Adverse health outcomes associated with high environmental temperatures include heat cramps, heat syncope, heat exhaustion, and heatstroke (3). Heatstroke (i.e., core body temperature greater than or equal to 105 F {greater than or equal to 40.4 C}), the most serious of these conditions, is characterized by rapid progression of lethargy, confusion, and unconsciousness; it can be fatal despite medical care directed at lowering body temperature. Heat exhaustion is a milder syndrome that occurs after sustained exposure to hot temperatures and results from dehydration and electrolyte imbalance; manifestations include headache, nausea, vomiting, dizziness, weakness, or fatigue, and treatment is supportive. Heat syncope and heat cramps usually are related to physical exertion during hot weather; persons with loss of consciousness resulting from heat syncope should be treated by placement in a recumbent position and replacement of fluids and electrolytes. During sporting events, such as the Olympics, spectators and staff should obtain medical assistance if, after self-treatment, heat-related symptoms persist or if fainting occurs.

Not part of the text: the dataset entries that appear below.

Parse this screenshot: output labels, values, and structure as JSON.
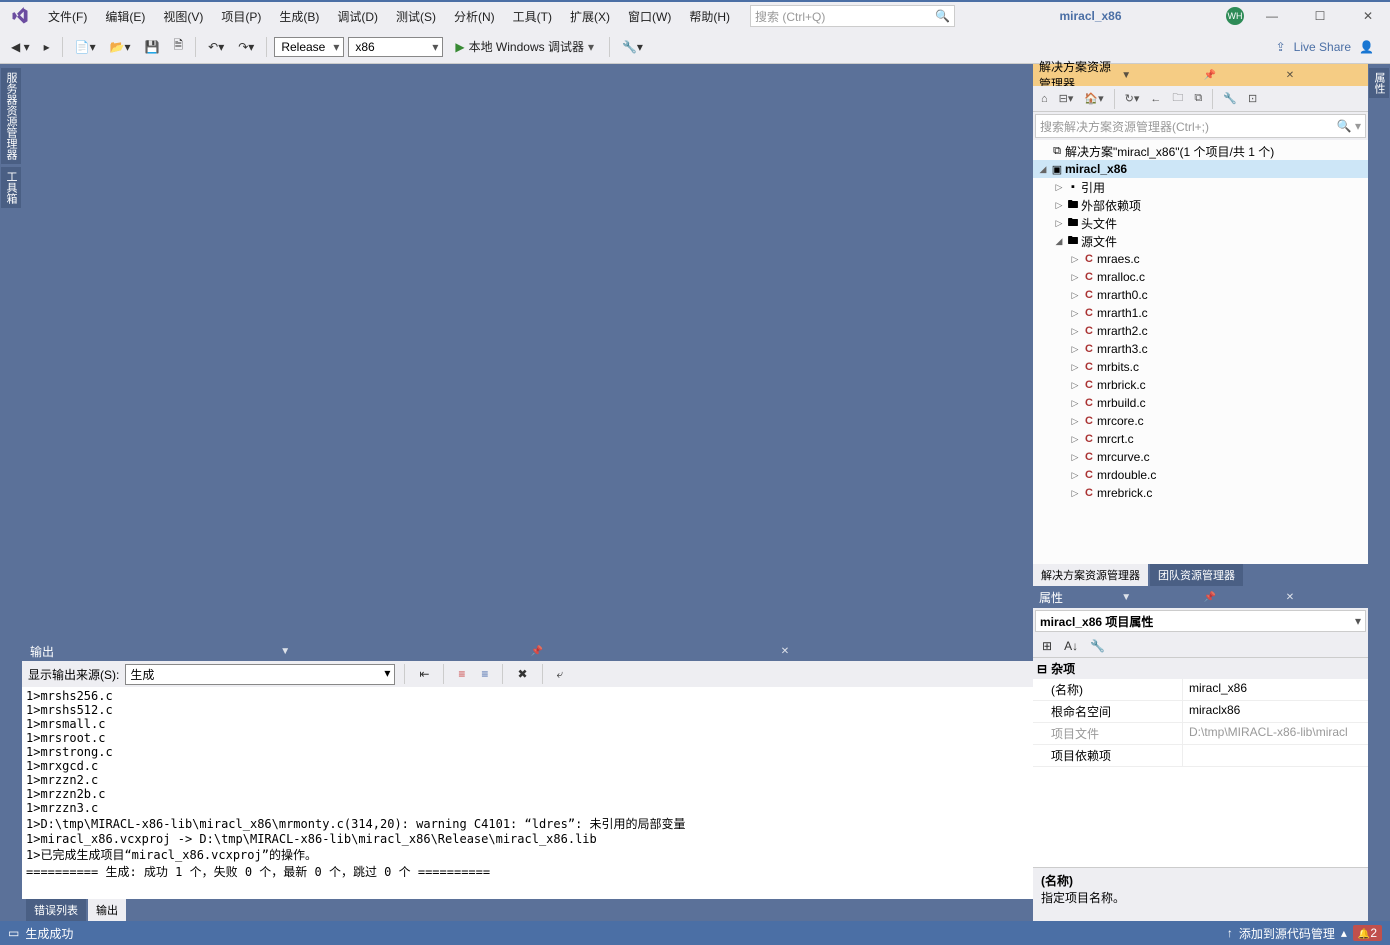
{
  "menu": {
    "items": [
      "文件(F)",
      "编辑(E)",
      "视图(V)",
      "项目(P)",
      "生成(B)",
      "调试(D)",
      "测试(S)",
      "分析(N)",
      "工具(T)",
      "扩展(X)",
      "窗口(W)",
      "帮助(H)"
    ]
  },
  "search": {
    "placeholder": "搜索 (Ctrl+Q)"
  },
  "title": "miracl_x86",
  "user_badge": "WH",
  "toolbar": {
    "config": "Release",
    "platform": "x86",
    "debug": "本地 Windows 调试器",
    "liveshare": "Live Share"
  },
  "left_tabs": [
    "服务器资源管理器",
    "工具箱"
  ],
  "right_tab": "属性",
  "output": {
    "title": "输出",
    "source_label": "显示输出来源(S):",
    "source_value": "生成",
    "lines": [
      "1>mrshs256.c",
      "1>mrshs512.c",
      "1>mrsmall.c",
      "1>mrsroot.c",
      "1>mrstrong.c",
      "1>mrxgcd.c",
      "1>mrzzn2.c",
      "1>mrzzn2b.c",
      "1>mrzzn3.c",
      "1>D:\\tmp\\MIRACL-x86-lib\\miracl_x86\\mrmonty.c(314,20): warning C4101: “ldres”: 未引用的局部变量",
      "1>miracl_x86.vcxproj -> D:\\tmp\\MIRACL-x86-lib\\miracl_x86\\Release\\miracl_x86.lib",
      "1>已完成生成项目“miracl_x86.vcxproj”的操作。",
      "========== 生成: 成功 1 个，失败 0 个，最新 0 个，跳过 0 个 =========="
    ],
    "tabs": {
      "errors": "错误列表",
      "output": "输出"
    }
  },
  "solution": {
    "title": "解决方案资源管理器",
    "search_placeholder": "搜索解决方案资源管理器(Ctrl+;)",
    "root": "解决方案\"miracl_x86\"(1 个项目/共 1 个)",
    "project": "miracl_x86",
    "folders": {
      "refs": "引用",
      "ext": "外部依赖项",
      "headers": "头文件",
      "sources": "源文件"
    },
    "files": [
      "mraes.c",
      "mralloc.c",
      "mrarth0.c",
      "mrarth1.c",
      "mrarth2.c",
      "mrarth3.c",
      "mrbits.c",
      "mrbrick.c",
      "mrbuild.c",
      "mrcore.c",
      "mrcrt.c",
      "mrcurve.c",
      "mrdouble.c",
      "mrebrick.c"
    ],
    "bottom_tabs": {
      "sol": "解决方案资源管理器",
      "team": "团队资源管理器"
    }
  },
  "props": {
    "title": "属性",
    "object": "miracl_x86 项目属性",
    "cat": "杂项",
    "rows": {
      "name_k": "(名称)",
      "name_v": "miracl_x86",
      "ns_k": "根命名空间",
      "ns_v": "miraclx86",
      "file_k": "项目文件",
      "file_v": "D:\\tmp\\MIRACL-x86-lib\\miracl",
      "dep_k": "项目依赖项",
      "dep_v": ""
    },
    "desc_title": "(名称)",
    "desc_text": "指定项目名称。"
  },
  "status": {
    "left": "生成成功",
    "right": "添加到源代码管理",
    "notif": "2"
  }
}
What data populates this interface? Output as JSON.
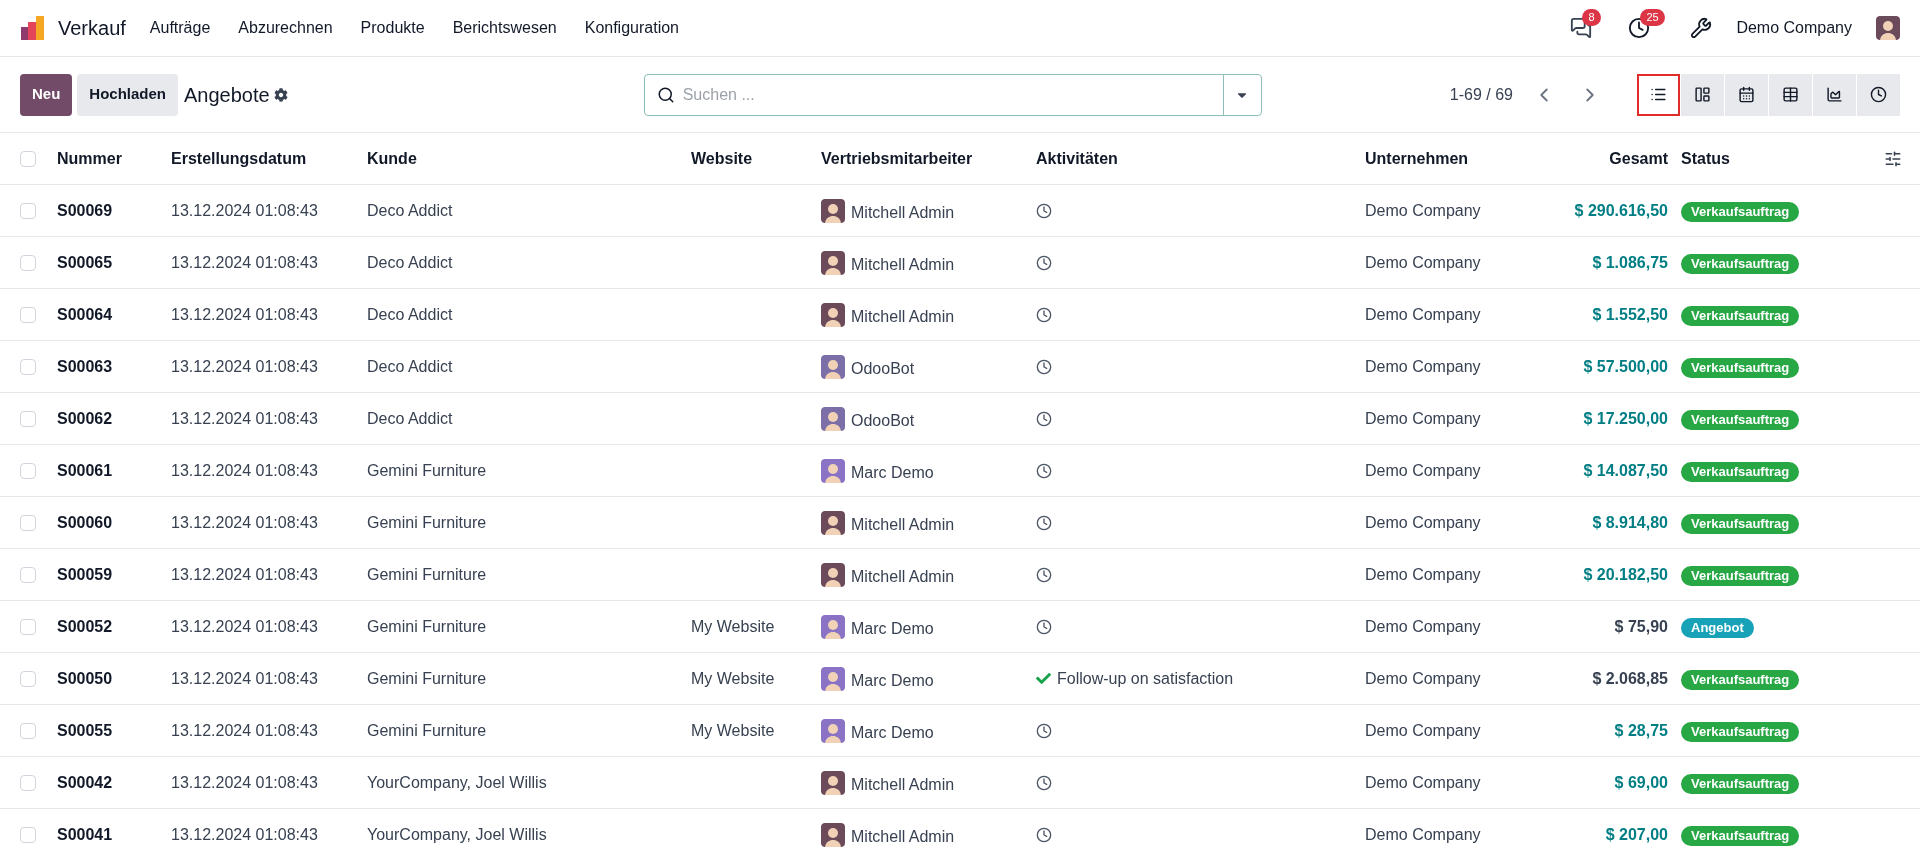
{
  "navbar": {
    "app_name": "Verkauf",
    "menu": [
      "Aufträge",
      "Abzurechnen",
      "Produkte",
      "Berichtswesen",
      "Konfiguration"
    ],
    "messages_badge": "8",
    "activities_badge": "25",
    "company": "Demo Company"
  },
  "control_panel": {
    "new_button": "Neu",
    "upload_button": "Hochladen",
    "title": "Angebote",
    "search": {
      "placeholder": "Suchen ..."
    },
    "pager": "1-69 / 69",
    "views": [
      {
        "kind": "list",
        "selected": true
      },
      {
        "kind": "kanban",
        "selected": false
      },
      {
        "kind": "calendar",
        "selected": false
      },
      {
        "kind": "pivot",
        "selected": false
      },
      {
        "kind": "graph",
        "selected": false
      },
      {
        "kind": "activity",
        "selected": false
      }
    ]
  },
  "table": {
    "select_all": {
      "checked": false
    },
    "columns": [
      "Nummer",
      "Erstellungsdatum",
      "Kunde",
      "Website",
      "Vertriebsmitarbeiter",
      "Aktivitäten",
      "Unternehmen",
      "Gesamt",
      "Status"
    ],
    "rows": [
      {
        "checked": false,
        "number": "S00069",
        "date": "13.12.2024 01:08:43",
        "customer": "Deco Addict",
        "website": "",
        "salesperson": "Mitchell Admin",
        "color": "#6b4a5a",
        "activity": {
          "kind": "clock"
        },
        "company": "Demo Company",
        "total": "$ 290.616,50",
        "highlighted": true,
        "status": {
          "kind": "sale",
          "label": "Verkaufsauftrag"
        }
      },
      {
        "checked": false,
        "number": "S00065",
        "date": "13.12.2024 01:08:43",
        "customer": "Deco Addict",
        "website": "",
        "salesperson": "Mitchell Admin",
        "color": "#6b4a5a",
        "activity": {
          "kind": "clock"
        },
        "company": "Demo Company",
        "total": "$ 1.086,75",
        "highlighted": true,
        "status": {
          "kind": "sale",
          "label": "Verkaufsauftrag"
        }
      },
      {
        "checked": false,
        "number": "S00064",
        "date": "13.12.2024 01:08:43",
        "customer": "Deco Addict",
        "website": "",
        "salesperson": "Mitchell Admin",
        "color": "#6b4a5a",
        "activity": {
          "kind": "clock"
        },
        "company": "Demo Company",
        "total": "$ 1.552,50",
        "highlighted": true,
        "status": {
          "kind": "sale",
          "label": "Verkaufsauftrag"
        }
      },
      {
        "checked": false,
        "number": "S00063",
        "date": "13.12.2024 01:08:43",
        "customer": "Deco Addict",
        "website": "",
        "salesperson": "OdooBot",
        "color": "#7c6fa8",
        "activity": {
          "kind": "clock"
        },
        "company": "Demo Company",
        "total": "$ 57.500,00",
        "highlighted": true,
        "status": {
          "kind": "sale",
          "label": "Verkaufsauftrag"
        }
      },
      {
        "checked": false,
        "number": "S00062",
        "date": "13.12.2024 01:08:43",
        "customer": "Deco Addict",
        "website": "",
        "salesperson": "OdooBot",
        "color": "#7c6fa8",
        "activity": {
          "kind": "clock"
        },
        "company": "Demo Company",
        "total": "$ 17.250,00",
        "highlighted": true,
        "status": {
          "kind": "sale",
          "label": "Verkaufsauftrag"
        }
      },
      {
        "checked": false,
        "number": "S00061",
        "date": "13.12.2024 01:08:43",
        "customer": "Gemini Furniture",
        "website": "",
        "salesperson": "Marc Demo",
        "color": "#8a72c4",
        "activity": {
          "kind": "clock"
        },
        "company": "Demo Company",
        "total": "$ 14.087,50",
        "highlighted": true,
        "status": {
          "kind": "sale",
          "label": "Verkaufsauftrag"
        }
      },
      {
        "checked": false,
        "number": "S00060",
        "date": "13.12.2024 01:08:43",
        "customer": "Gemini Furniture",
        "website": "",
        "salesperson": "Mitchell Admin",
        "color": "#6b4a5a",
        "activity": {
          "kind": "clock"
        },
        "company": "Demo Company",
        "total": "$ 8.914,80",
        "highlighted": true,
        "status": {
          "kind": "sale",
          "label": "Verkaufsauftrag"
        }
      },
      {
        "checked": false,
        "number": "S00059",
        "date": "13.12.2024 01:08:43",
        "customer": "Gemini Furniture",
        "website": "",
        "salesperson": "Mitchell Admin",
        "color": "#6b4a5a",
        "activity": {
          "kind": "clock"
        },
        "company": "Demo Company",
        "total": "$ 20.182,50",
        "highlighted": true,
        "status": {
          "kind": "sale",
          "label": "Verkaufsauftrag"
        }
      },
      {
        "checked": false,
        "number": "S00052",
        "date": "13.12.2024 01:08:43",
        "customer": "Gemini Furniture",
        "website": "My Website",
        "salesperson": "Marc Demo",
        "color": "#8a72c4",
        "activity": {
          "kind": "clock"
        },
        "company": "Demo Company",
        "total": "$ 75,90",
        "highlighted": false,
        "status": {
          "kind": "quotation",
          "label": "Angebot"
        }
      },
      {
        "checked": false,
        "number": "S00050",
        "date": "13.12.2024 01:08:43",
        "customer": "Gemini Furniture",
        "website": "My Website",
        "salesperson": "Marc Demo",
        "color": "#8a72c4",
        "activity": {
          "kind": "done",
          "label": "Follow-up on satisfaction"
        },
        "company": "Demo Company",
        "total": "$ 2.068,85",
        "highlighted": false,
        "status": {
          "kind": "sale",
          "label": "Verkaufsauftrag"
        }
      },
      {
        "checked": false,
        "number": "S00055",
        "date": "13.12.2024 01:08:43",
        "customer": "Gemini Furniture",
        "website": "My Website",
        "salesperson": "Marc Demo",
        "color": "#8a72c4",
        "activity": {
          "kind": "clock"
        },
        "company": "Demo Company",
        "total": "$ 28,75",
        "highlighted": true,
        "status": {
          "kind": "sale",
          "label": "Verkaufsauftrag"
        }
      },
      {
        "checked": false,
        "number": "S00042",
        "date": "13.12.2024 01:08:43",
        "customer": "YourCompany, Joel Willis",
        "website": "",
        "salesperson": "Mitchell Admin",
        "color": "#6b4a5a",
        "activity": {
          "kind": "clock"
        },
        "company": "Demo Company",
        "total": "$ 69,00",
        "highlighted": true,
        "status": {
          "kind": "sale",
          "label": "Verkaufsauftrag"
        }
      },
      {
        "checked": false,
        "number": "S00041",
        "date": "13.12.2024 01:08:43",
        "customer": "YourCompany, Joel Willis",
        "website": "",
        "salesperson": "Mitchell Admin",
        "color": "#6b4a5a",
        "activity": {
          "kind": "clock"
        },
        "company": "Demo Company",
        "total": "$ 207,00",
        "highlighted": true,
        "status": {
          "kind": "sale",
          "label": "Verkaufsauftrag"
        }
      }
    ]
  }
}
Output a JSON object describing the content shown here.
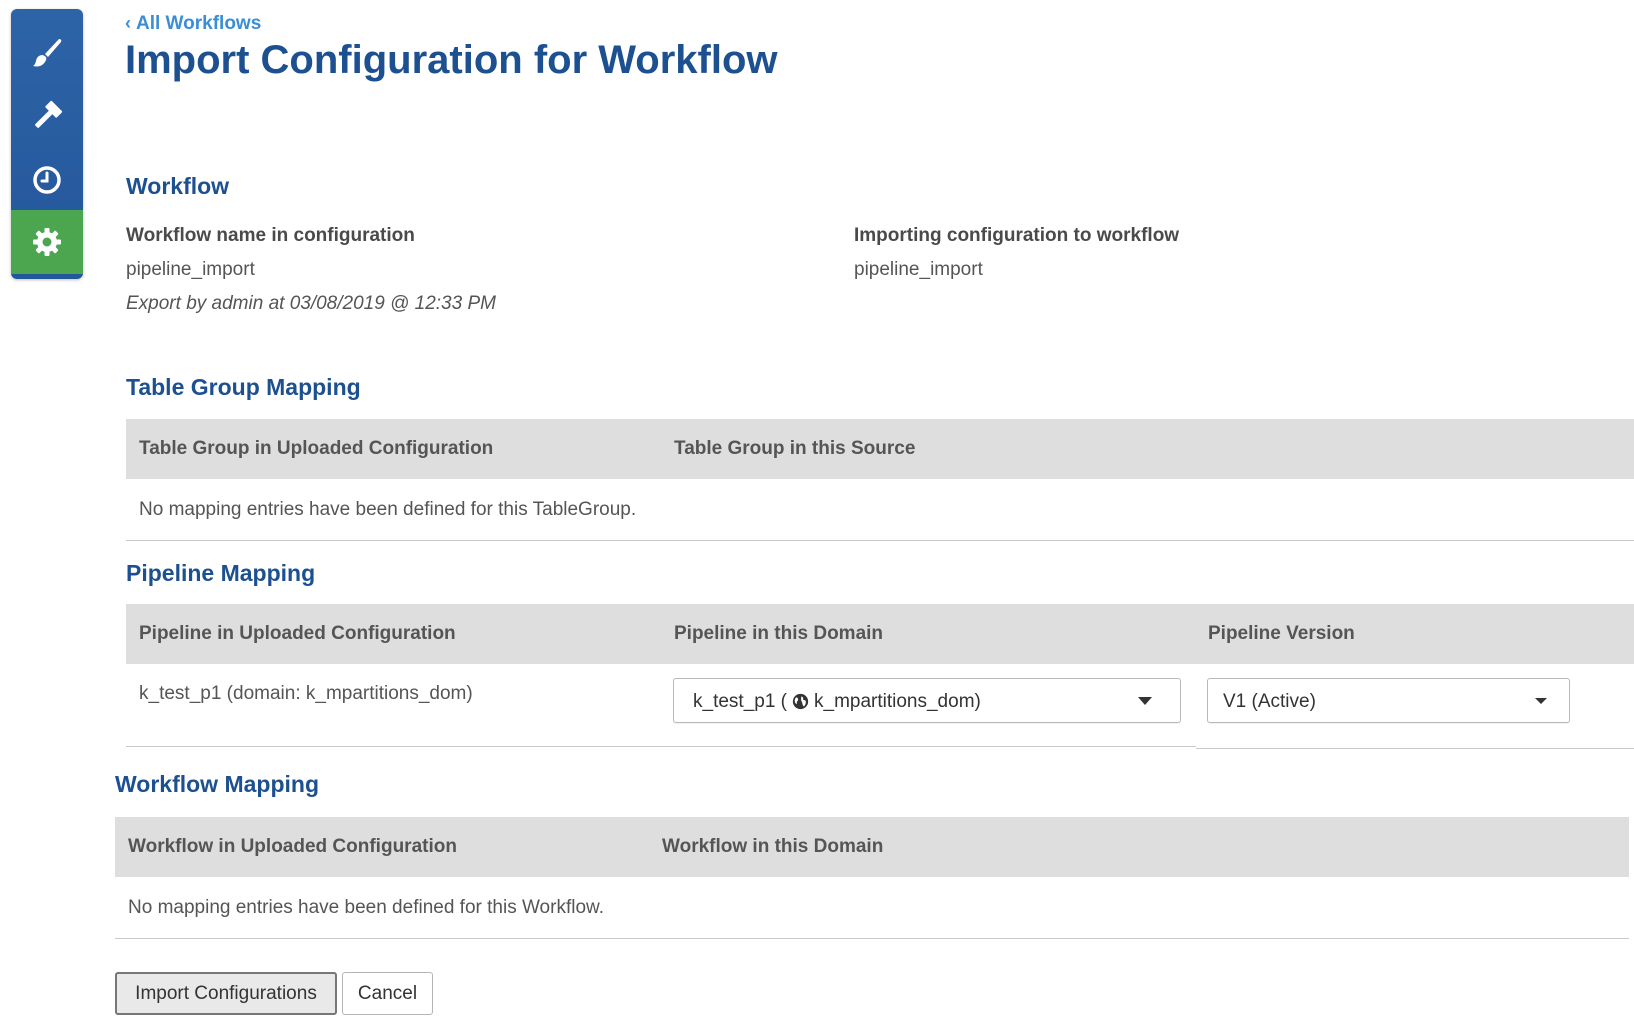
{
  "nav": {
    "items": [
      {
        "icon": "paintbrush-icon"
      },
      {
        "icon": "hammer-icon"
      },
      {
        "icon": "clock-icon"
      },
      {
        "icon": "gear-icon",
        "active": true
      }
    ],
    "active_color": "#4ba64f",
    "bg_color": "#2d64a7"
  },
  "header": {
    "back_link": "All Workflows",
    "title": "Import Configuration for Workflow"
  },
  "workflow": {
    "heading": "Workflow",
    "config_label": "Workflow name in configuration",
    "config_value": "pipeline_import",
    "export_note": "Export by admin at 03/08/2019 @ 12:33 PM",
    "target_label": "Importing configuration to workflow",
    "target_value": "pipeline_import"
  },
  "table_group_mapping": {
    "heading": "Table Group Mapping",
    "columns": [
      "Table Group in Uploaded Configuration",
      "Table Group in this Source"
    ],
    "empty_message": "No mapping entries have been defined for this TableGroup."
  },
  "pipeline_mapping": {
    "heading": "Pipeline Mapping",
    "columns": [
      "Pipeline in Uploaded Configuration",
      "Pipeline in this Domain",
      "Pipeline Version"
    ],
    "rows": [
      {
        "source": "k_test_p1 (domain: k_mpartitions_dom)",
        "domain_select_prefix": "k_test_p1 (",
        "domain_select_name": "k_mpartitions_dom)",
        "version_select": "V1 (Active)"
      }
    ]
  },
  "workflow_mapping": {
    "heading": "Workflow Mapping",
    "columns": [
      "Workflow in Uploaded Configuration",
      "Workflow in this Domain"
    ],
    "empty_message": "No mapping entries have been defined for this Workflow."
  },
  "actions": {
    "import_label": "Import Configurations",
    "cancel_label": "Cancel"
  }
}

The 1996 Olympics is a mass gathering that has posed complex challenges for ensuring the public health and medical safety needs of its participants. During the 17 days of the Olympics, an estimated 2.2 million persons from geographically diverse areas will be gathered in a confined area under subtropical environmental conditions. To address the health and safety needs, ACOG and local, state, and federal public health agencies collaborated closely to develop a public health surveillance system, unprecedented in timeliness and scope, that also can serve as a model for future scheduled special events.


  1. CDC. Public health surveillance during the XVII Central American and Caribbean Games -- Puerto Rico, 1993. MMWR 1996;45:581-4.

  2. Kilbourne EM. Diseases associated with the physical environment: illness due to thermal extremes. In: Last JM, ed. Public health and preventive medicine. 12th ed. Norwalk, Connecticut: Appleton-Century-Crofts, 1986:703-14.

  3. CDC. Heat-wave-related mortality -- Milwaukee, Wisconsin, July 1995. MMWR 1996;45:505-7.

Disclaimer   All MMWR HTML versions of articles are electronic conversions from ASCII text into HTML. This conversion may have resulted in character translation or format errors in the HTML version. Users should not rely on this HTML document, but are referred to the electronic PDF version and/or the original MMWR paper copy for the official text, figures, and tables. An original paper copy of this issue can be obtained from the Superintendent of Documents, U.S. Government Printing Office (GPO), Washington, DC 20402-9371; telephone: (202) 512-1800. Contact GPO for current prices.

**Questions or messages regarding errors in formatting should be addressed to

Page converted: 09/19/98


Safer, Healthier People

Morbidity and Mortality Weekly Report
Centers for Disease Control and Prevention
1600 Clifton Rd, MailStop E-90, Atlanta, GA 30333, U.S.A


Department of Health
and Human Services

This page last reviewed 5/2/01